> ** **
> The core issue is that we would be invalidating some basic technical
> assumptions that we have been making since very early in the process.   My
> concern is that those assumptions are "baked in" to the system's design so
> deeply that undoing them would cause technical problems to pop up.****
> ** **
> One example of an assumption we would be undoing is the assumption that
> the User Agent (UA) knows who the first party is before it sends an HTTP
> request.  The exception system says the UA is supposed to send DNT:0 when
> the user has granted an exception for the first party.  This works fine

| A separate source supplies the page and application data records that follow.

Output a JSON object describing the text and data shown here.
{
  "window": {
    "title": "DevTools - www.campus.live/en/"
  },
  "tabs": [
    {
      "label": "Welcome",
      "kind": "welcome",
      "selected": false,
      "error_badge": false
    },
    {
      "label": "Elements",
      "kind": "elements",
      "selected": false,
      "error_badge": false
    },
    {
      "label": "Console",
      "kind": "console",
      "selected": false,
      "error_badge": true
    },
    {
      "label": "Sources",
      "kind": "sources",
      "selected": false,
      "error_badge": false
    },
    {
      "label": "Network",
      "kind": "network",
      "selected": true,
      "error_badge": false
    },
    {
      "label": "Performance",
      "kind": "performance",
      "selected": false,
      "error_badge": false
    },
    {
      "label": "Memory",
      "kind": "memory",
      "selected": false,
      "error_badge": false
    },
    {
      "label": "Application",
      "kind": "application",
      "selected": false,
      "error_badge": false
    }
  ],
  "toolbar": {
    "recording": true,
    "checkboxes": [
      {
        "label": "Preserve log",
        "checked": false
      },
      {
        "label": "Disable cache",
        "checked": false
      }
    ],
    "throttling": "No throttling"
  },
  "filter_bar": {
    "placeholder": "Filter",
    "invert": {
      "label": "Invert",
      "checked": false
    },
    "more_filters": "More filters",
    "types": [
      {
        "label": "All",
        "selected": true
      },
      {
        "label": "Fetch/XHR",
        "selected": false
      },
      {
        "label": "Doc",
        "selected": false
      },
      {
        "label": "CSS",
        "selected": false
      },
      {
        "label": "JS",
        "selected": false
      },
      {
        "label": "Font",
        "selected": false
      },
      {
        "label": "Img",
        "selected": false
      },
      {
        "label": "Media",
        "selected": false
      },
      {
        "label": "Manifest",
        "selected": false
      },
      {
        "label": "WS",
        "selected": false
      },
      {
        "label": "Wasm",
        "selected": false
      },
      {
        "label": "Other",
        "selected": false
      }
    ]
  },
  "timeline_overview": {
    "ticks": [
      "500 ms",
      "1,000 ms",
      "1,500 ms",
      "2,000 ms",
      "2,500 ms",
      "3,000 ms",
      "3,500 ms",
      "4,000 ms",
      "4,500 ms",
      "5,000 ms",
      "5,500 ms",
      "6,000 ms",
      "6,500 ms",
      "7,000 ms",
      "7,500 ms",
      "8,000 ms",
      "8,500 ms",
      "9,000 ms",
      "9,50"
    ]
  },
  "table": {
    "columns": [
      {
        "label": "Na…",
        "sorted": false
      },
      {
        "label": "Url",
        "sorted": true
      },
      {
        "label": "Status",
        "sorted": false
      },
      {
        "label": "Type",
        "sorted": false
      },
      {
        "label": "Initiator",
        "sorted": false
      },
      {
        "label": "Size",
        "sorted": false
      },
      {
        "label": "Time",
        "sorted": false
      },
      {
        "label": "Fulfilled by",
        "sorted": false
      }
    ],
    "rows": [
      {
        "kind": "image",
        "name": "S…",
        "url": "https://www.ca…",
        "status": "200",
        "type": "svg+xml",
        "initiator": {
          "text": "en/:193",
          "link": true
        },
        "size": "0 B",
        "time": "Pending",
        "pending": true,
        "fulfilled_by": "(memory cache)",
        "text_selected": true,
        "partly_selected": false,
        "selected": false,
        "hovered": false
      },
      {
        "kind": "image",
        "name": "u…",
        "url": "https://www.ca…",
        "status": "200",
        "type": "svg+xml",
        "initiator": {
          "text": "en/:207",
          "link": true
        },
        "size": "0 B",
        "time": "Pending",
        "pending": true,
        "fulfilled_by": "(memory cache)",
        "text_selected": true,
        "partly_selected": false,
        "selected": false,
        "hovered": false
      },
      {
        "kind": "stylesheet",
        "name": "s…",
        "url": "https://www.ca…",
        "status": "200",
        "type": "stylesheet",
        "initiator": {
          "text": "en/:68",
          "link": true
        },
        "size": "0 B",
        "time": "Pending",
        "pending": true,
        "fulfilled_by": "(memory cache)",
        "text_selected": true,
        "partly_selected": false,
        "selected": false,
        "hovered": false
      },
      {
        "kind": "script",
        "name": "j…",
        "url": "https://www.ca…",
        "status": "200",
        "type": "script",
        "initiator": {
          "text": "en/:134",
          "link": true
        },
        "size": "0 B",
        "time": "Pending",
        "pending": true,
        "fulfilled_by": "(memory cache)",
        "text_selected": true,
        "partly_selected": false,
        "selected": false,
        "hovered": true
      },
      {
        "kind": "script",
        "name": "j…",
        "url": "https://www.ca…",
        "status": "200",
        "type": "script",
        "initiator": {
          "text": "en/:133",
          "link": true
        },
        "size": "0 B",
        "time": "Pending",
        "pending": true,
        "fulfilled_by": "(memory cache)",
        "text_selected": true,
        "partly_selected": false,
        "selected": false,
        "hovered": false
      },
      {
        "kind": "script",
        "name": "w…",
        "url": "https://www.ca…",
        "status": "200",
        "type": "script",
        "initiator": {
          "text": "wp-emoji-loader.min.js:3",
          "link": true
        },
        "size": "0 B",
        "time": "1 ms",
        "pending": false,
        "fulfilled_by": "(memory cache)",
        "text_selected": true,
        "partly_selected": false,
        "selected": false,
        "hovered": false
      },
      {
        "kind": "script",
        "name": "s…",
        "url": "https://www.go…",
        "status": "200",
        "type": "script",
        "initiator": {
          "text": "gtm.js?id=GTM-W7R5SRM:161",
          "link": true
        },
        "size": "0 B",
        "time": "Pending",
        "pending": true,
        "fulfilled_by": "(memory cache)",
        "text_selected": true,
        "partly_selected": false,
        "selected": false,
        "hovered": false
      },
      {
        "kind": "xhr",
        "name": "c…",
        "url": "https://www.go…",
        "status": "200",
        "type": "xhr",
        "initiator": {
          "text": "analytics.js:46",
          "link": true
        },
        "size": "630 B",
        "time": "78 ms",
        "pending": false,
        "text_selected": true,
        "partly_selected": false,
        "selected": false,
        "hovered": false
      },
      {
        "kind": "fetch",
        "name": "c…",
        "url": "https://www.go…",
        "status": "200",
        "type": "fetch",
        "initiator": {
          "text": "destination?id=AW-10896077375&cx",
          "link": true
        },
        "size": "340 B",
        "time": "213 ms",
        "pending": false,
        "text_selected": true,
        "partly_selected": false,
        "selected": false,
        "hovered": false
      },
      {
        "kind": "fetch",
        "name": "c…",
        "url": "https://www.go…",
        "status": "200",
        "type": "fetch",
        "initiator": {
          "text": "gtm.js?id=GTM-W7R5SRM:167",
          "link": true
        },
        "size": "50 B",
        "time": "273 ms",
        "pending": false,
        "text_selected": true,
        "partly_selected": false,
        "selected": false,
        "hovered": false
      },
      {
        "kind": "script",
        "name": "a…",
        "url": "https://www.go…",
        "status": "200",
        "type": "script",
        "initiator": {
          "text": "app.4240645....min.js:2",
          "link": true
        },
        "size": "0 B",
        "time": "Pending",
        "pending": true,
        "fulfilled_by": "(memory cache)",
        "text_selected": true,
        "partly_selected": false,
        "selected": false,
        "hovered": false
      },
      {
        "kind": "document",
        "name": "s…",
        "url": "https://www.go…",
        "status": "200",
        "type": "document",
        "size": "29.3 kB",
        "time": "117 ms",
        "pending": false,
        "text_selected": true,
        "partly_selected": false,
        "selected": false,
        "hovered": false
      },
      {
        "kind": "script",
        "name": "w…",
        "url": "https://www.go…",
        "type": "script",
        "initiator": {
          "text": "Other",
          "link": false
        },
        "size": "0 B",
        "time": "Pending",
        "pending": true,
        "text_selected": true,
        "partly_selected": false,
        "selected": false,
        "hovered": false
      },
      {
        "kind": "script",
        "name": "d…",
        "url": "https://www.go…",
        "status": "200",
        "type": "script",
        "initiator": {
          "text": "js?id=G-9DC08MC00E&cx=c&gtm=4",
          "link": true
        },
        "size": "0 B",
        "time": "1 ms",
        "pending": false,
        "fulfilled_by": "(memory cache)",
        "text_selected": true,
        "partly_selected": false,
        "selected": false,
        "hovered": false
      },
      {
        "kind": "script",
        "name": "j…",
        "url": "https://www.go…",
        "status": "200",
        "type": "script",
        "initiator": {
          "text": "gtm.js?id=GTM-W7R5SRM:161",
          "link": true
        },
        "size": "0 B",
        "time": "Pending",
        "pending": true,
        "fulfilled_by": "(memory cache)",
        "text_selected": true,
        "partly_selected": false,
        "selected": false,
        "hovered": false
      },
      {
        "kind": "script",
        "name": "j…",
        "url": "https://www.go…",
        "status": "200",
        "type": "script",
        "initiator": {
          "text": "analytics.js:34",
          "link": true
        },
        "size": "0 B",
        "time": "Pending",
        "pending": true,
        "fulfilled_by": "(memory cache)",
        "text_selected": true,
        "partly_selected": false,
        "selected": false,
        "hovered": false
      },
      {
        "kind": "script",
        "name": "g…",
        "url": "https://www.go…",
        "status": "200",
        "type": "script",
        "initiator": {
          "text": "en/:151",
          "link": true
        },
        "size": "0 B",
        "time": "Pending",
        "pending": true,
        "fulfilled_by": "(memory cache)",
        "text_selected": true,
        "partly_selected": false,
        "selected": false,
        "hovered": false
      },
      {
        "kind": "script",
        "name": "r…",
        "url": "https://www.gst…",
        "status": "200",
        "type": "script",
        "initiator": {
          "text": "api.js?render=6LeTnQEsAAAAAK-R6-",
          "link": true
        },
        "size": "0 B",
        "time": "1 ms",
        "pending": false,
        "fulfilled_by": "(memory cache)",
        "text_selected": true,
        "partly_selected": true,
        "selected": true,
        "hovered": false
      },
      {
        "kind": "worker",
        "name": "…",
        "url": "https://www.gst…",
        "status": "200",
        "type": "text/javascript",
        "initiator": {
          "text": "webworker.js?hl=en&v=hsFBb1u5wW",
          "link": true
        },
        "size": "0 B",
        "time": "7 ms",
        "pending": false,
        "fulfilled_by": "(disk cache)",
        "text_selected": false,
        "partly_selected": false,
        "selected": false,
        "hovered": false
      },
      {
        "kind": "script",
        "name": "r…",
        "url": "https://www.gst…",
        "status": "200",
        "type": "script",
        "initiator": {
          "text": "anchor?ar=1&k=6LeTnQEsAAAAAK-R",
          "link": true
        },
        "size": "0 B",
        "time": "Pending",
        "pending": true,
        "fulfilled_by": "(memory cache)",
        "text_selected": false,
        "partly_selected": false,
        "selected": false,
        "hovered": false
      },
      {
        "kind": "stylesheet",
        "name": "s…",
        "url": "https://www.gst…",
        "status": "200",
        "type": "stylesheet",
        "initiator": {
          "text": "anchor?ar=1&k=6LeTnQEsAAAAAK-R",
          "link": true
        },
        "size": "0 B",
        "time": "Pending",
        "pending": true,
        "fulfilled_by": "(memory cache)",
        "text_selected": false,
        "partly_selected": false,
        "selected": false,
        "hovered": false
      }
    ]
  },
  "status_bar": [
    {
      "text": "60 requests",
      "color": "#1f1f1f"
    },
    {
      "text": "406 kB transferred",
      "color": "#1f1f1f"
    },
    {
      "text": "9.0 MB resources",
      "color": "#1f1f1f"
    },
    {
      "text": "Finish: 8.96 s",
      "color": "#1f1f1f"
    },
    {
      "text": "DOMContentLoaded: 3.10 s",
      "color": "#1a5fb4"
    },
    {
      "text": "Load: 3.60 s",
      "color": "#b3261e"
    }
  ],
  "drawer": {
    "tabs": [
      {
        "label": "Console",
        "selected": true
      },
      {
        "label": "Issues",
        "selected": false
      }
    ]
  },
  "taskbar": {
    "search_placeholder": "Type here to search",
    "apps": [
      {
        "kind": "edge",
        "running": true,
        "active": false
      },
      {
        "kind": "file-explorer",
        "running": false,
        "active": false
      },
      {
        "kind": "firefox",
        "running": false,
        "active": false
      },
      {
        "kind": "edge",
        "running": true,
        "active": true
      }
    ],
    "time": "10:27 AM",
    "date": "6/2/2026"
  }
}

> when the identity of the first party is evident from the URI, because the
> UA always knows the URI before sending a request.****
> ** **
> Suppose the user clicks a link to, and the
> user has previously granted an exception for  Should the
> browser send DNT:0 with the request?   If is the only
> first party, then DNT:0 should be sent.  But if there might be an
> additional first party, then the UA shouldn't send DNT:0 because it doesn't
> know who the additional first party might be (and therefore can't know
> whether the user has granted an exception to the additional first party).
> The only way for the UA to figure out whether there is an additional first
> party is to load the Tracking Status Resource (TSR) from a well-known URI
> on, and look in the TSR to see if there is another first
> party, before it can access the URI that the user actually wants.  ****
> ** **
> Because any page *might* have an additional first party, this would appear
> to require the UA to pre-load the TSR before accessing any URI for which it
> would otherwise be willing to send DNT:0.  This makes access to sites with
> exceptions much slower.  (Note that caching the TSR would have limited
> value here because would have to use a page-specific TSR
> for the page that has an additional first party, in order to convey the
> first-party information specific to that page.)****
> ** **
> The need for the UA to load the TSR in order to behave correctly undoes
> another significant early design decision, which is that loading the TSR
> would always be optional, in the sense that a UA could comply with the
> standard even if it never loaded a TSR.   Loading the TSR lets the UA
> implement useful features, but whether and when to do so has been up to the
> UA developer.  (This is important for resource-constrained UAs such as some
> mobile browsers.   It also provides valuable engineering flexibility even
> for UAs that want to use the TSR, because it lets the UA developers make a
> case-by-case decision about the cost vs. benefit of accessing the TSR in
> each specific instance.)  ****
> ** **
> I haven't done a comprehensive review of how adding extra third parties
> affects the implementability of the standard, but I fear that a more
> detailed review would discover more problems.  ****
> ** **
> (Of course, these issues are not a problem in the case we have long
> discussed in which a third-party element on a page acquires first-party
> status when the user interacts with it.)****
> ** **
> --
> Edward W. Felten
> Professor of Computer Science and Public Affairs
> Director, Center for Information Technology Policy
> Princeton University
> 609-258-5906 ****

Edward W. Felten
Professor of Computer Science and Public Affairs
Director, Center for Information Technology Policy
Princeton University

Received on Monday, 18 March 2013 14:53:10 UTC